Top of DATA LISTING
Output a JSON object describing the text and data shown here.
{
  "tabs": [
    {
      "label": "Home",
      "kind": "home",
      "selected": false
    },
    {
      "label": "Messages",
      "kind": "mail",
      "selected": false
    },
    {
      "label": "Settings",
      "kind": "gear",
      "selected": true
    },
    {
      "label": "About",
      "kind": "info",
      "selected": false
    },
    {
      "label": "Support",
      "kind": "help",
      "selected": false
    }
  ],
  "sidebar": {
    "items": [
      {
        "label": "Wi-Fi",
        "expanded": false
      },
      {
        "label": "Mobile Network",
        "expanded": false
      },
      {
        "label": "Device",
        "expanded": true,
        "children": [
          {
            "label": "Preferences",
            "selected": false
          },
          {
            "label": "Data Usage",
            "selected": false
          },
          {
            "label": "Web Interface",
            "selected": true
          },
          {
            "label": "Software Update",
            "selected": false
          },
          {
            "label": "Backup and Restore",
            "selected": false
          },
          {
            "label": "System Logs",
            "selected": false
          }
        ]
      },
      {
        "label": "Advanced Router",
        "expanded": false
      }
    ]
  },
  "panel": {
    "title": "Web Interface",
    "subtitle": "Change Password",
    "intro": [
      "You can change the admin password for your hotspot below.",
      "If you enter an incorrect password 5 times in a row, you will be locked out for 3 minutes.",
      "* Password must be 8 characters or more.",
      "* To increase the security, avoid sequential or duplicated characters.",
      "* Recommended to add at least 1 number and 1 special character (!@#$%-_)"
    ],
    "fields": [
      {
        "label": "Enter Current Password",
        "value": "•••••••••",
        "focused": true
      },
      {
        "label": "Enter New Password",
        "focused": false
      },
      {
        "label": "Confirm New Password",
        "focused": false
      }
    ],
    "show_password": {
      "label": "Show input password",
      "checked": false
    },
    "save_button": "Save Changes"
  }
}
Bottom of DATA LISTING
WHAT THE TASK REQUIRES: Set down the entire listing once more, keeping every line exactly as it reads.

ANSWER FOR THIS EXERCISE:
Output a JSON object describing the text and data shown here.
{
  "tabs": [
    {
      "label": "Home",
      "kind": "home",
      "selected": false
    },
    {
      "label": "Messages",
      "kind": "mail",
      "selected": false
    },
    {
      "label": "Settings",
      "kind": "gear",
      "selected": true
    },
    {
      "label": "About",
      "kind": "info",
      "selected": false
    },
    {
      "label": "Support",
      "kind": "help",
      "selected": false
    }
  ],
  "sidebar": {
    "items": [
      {
        "label": "Wi-Fi",
        "expanded": false
      },
      {
        "label": "Mobile Network",
        "expanded": false
      },
      {
        "label": "Device",
        "expanded": true,
        "children": [
          {
            "label": "Preferences",
            "selected": false
          },
          {
            "label": "Data Usage",
            "selected": false
          },
          {
            "label": "Web Interface",
            "selected": true
          },
          {
            "label": "Software Update",
            "selected": false
          },
          {
            "label": "Backup and Restore",
            "selected": false
          },
          {
            "label": "System Logs",
            "selected": false
          }
        ]
      },
      {
        "label": "Advanced Router",
        "expanded": false
      }
    ]
  },
  "panel": {
    "title": "Web Interface",
    "subtitle": "Change Password",
    "intro": [
      "You can change the admin password for your hotspot below.",
      "If you enter an incorrect password 5 times in a row, you will be locked out for 3 minutes.",
      "* Password must be 8 characters or more.",
      "* To increase the security, avoid sequential or duplicated characters.",
      "* Recommended to add at least 1 number and 1 special character (!@#$%-_)"
    ],
    "fields": [
      {
        "label": "Enter Current Password",
        "value": "•••••••••",
        "focused": true
      },
      {
        "label": "Enter New Password",
        "focused": false
      },
      {
        "label": "Confirm New Password",
        "focused": false
      }
    ],
    "show_password": {
      "label": "Show input password",
      "checked": false
    },
    "save_button": "Save Changes"
  }
}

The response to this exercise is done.